Stored items from a collection
+---+
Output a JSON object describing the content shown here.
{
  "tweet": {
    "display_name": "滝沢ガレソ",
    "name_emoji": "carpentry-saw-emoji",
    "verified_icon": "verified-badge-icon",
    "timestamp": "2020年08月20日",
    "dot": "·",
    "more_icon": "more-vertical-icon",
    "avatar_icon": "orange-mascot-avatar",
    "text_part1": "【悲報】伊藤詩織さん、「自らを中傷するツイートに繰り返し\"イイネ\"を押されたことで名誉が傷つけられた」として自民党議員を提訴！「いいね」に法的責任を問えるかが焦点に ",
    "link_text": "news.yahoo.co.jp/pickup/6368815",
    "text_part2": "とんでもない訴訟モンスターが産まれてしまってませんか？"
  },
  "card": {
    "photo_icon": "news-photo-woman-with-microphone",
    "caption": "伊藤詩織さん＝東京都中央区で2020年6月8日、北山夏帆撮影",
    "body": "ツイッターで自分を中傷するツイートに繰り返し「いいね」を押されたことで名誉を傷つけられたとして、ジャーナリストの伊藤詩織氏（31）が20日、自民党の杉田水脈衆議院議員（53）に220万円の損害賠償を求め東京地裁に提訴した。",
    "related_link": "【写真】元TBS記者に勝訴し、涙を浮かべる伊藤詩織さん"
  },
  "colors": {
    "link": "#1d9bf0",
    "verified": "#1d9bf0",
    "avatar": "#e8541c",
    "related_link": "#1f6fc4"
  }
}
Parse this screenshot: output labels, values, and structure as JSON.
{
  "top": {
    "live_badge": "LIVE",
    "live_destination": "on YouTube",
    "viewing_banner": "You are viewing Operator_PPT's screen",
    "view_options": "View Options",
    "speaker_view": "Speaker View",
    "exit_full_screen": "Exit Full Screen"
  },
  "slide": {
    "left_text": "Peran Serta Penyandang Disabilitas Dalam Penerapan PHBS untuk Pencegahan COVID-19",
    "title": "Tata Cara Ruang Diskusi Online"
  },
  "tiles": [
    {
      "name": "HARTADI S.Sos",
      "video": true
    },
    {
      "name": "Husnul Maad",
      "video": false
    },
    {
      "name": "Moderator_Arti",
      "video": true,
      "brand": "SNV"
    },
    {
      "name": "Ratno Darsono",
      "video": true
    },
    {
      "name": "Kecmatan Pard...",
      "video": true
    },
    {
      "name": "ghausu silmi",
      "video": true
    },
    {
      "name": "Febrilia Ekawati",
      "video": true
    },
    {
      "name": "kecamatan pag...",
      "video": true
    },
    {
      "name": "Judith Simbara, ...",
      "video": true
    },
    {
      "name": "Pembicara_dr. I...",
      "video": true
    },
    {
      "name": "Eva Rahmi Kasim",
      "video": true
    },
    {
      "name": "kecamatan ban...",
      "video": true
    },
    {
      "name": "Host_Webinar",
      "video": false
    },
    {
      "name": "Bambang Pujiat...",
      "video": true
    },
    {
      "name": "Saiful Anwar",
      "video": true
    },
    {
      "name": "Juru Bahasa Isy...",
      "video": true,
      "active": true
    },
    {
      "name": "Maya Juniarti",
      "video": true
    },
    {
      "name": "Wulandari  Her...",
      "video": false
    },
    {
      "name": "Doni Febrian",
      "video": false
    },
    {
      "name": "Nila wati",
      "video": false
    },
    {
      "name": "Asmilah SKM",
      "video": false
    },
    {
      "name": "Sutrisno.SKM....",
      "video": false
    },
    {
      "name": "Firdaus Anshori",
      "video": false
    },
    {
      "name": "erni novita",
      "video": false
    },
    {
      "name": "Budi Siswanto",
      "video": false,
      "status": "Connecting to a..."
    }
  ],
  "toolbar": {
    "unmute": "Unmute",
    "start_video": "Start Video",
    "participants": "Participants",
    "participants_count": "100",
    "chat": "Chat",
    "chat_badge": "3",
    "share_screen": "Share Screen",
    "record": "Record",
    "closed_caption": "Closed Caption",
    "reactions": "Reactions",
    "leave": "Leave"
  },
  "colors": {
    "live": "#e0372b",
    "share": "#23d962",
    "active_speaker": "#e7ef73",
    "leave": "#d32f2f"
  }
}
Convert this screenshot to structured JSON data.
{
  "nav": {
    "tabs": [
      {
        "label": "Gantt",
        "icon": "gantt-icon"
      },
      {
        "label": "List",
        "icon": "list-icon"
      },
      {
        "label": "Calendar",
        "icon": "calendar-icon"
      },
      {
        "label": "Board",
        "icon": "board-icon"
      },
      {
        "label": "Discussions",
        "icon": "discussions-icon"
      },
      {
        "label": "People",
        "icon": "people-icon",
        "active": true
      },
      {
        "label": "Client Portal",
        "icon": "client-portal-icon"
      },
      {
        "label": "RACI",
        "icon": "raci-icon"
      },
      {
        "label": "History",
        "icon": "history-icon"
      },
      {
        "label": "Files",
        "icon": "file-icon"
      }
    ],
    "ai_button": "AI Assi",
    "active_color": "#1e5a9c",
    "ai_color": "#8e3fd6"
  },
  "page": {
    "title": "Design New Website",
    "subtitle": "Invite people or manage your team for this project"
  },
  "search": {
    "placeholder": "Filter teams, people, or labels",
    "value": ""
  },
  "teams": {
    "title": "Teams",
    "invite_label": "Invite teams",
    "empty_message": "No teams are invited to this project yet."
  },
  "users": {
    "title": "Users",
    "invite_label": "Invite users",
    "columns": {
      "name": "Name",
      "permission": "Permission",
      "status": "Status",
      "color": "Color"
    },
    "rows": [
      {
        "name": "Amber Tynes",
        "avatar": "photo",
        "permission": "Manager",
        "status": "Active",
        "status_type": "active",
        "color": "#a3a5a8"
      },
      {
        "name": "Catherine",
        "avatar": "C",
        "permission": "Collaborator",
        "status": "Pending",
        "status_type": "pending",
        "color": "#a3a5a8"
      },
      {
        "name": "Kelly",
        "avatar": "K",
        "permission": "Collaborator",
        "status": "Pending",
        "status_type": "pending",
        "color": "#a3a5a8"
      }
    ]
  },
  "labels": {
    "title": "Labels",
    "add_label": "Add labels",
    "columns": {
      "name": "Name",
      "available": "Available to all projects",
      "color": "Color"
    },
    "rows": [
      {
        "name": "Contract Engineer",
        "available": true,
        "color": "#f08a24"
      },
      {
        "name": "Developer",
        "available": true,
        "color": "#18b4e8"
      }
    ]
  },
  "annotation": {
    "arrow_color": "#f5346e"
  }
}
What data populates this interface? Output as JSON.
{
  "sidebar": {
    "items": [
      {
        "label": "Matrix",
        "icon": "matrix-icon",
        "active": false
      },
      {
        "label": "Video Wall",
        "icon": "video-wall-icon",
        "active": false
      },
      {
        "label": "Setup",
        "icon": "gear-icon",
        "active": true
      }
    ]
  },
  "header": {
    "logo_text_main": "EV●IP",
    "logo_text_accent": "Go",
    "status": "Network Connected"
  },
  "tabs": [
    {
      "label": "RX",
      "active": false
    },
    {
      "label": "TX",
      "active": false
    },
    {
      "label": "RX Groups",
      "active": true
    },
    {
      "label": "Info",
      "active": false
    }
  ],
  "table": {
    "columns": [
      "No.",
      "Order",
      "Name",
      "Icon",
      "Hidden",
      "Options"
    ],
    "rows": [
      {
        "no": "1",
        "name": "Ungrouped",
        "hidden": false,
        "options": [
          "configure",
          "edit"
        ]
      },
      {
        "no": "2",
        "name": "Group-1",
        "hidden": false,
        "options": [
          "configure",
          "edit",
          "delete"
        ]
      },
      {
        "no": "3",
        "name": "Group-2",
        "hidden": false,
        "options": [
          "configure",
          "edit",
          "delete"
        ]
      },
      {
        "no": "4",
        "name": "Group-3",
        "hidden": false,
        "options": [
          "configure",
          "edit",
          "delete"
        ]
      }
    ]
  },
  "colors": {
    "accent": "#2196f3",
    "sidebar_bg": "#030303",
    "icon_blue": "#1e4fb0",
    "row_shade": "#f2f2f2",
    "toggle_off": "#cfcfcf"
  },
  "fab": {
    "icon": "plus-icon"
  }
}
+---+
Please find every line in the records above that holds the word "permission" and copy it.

      "permission": "Permission",
        "permission": "Manager",
        "permission": "Collaborator",
        "permission": "Collaborator",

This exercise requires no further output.